EU to make new offer on cotton in WTO talks
"We are preparing a special offer aimed at developing countries, the poorest countries," European Commission President Jose Manuel Barroso told a joint news conference with Malian President Amadou Toumani Toure.
"We will make it public before the Hong Kong ministerial meeting" of December 13-18, when WTO trade ministers are hoping to unblock stalled talks on a new global trade agreement, Barroso added.
EU trade chief Peter Mandelson would outline the offer to Toure on Friday, the commissioner's spokesman Peter Power said.
Mandelson's offer would be to eliminate "all form of exports subsidies for cotton in all developed countries", and offer duty-free access to cotton imports in "all developed and advanced developing countries", Power said.
The EU would also offer "a substantial reduction of trade distorting domestic support for producers in developed countries".
Benin, Burkina Faso, Chad and Mali, for which cotton is a vital export, have said their interests must not be sidelined at the Hong Kong summit.
The Hong Kong meeting is meant to agree the outlines of an international accord to cap the Doha round negotiations launched in 2001 in the Qatari capital.
The negotiations aim to produce a wide-ranging multilateral deal cutting tariffs, subsidies and other barriers to commerce while using trade to boost living standards in developing countries.
The West African cotton producers want the summit to fix a date for the elimination of cotton subsidies.
Power said that the EU wanted its cotton proposals to "come into effect at once after" the Doha round is concluded while "the Americans want to delay it".
The cotton proposals come as Brussels seeks to deflect growing criticism that it is holding up progress in the WTO talks because its promises to cut agriculture subsidies and tariffs do not go far enough in removing barriers to trade.
The EU, where cotton production is marginal and concentrated in Greece and Spain, aims to turn up the pressure on the United States, which has a big and heavily subsidised cotton sector, Power said.

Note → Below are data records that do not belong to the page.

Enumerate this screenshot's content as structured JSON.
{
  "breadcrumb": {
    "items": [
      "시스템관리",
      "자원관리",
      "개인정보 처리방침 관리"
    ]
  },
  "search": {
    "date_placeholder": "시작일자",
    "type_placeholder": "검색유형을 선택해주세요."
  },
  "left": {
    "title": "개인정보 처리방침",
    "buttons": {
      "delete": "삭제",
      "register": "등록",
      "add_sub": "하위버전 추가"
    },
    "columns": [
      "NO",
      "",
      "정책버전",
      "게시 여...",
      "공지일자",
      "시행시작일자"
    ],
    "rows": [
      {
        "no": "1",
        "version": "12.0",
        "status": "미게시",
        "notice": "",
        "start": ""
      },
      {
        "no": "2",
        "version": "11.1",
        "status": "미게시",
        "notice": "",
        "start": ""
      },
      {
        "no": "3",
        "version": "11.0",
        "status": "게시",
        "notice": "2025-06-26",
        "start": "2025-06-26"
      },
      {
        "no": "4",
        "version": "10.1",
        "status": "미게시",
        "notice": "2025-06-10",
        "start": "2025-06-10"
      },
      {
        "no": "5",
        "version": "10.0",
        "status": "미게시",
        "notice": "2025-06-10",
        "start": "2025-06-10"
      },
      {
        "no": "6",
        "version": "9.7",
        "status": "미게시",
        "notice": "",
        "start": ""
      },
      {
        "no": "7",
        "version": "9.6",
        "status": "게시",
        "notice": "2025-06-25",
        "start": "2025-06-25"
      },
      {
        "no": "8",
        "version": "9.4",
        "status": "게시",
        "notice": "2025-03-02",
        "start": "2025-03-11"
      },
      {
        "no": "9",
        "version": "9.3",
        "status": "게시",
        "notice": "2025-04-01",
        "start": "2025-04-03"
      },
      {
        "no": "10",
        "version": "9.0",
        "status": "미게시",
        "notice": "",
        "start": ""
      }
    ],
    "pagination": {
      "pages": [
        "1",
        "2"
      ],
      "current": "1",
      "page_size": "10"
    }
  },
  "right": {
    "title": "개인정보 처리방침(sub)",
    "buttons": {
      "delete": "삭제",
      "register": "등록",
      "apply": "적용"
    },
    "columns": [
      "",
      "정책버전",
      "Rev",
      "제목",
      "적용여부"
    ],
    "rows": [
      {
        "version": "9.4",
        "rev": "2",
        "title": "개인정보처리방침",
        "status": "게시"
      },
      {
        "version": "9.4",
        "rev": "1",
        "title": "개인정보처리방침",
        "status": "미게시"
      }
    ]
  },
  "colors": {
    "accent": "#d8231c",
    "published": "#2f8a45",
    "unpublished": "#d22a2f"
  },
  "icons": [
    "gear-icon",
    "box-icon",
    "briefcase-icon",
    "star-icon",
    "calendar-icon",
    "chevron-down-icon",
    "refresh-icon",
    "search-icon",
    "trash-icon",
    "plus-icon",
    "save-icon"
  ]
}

The British government, which holds the EU's rotating presidency, sought to tighten the screws on the US and urged Washington to reduce funding for its cotton farmers.
"It would be very helpful if the United States acted now before Hong Kong," Britain's Secretary of State for International Development Hilary Benn told reporters in London.
Sub-saharan cotton producers can already export cotton to the EU free of customs duties as part of a so-called "Anything But Arms" programme giving favourable trade terms to the least developed countries.
Brussels wants other WTO members to adopt similar programmes.
"Others have much bigger subsidies than Europe on cotton," Barroso said.
"Instead of making rhetoric, negotiations need to move and I hope that can clearly happen before Hong Kong," he added.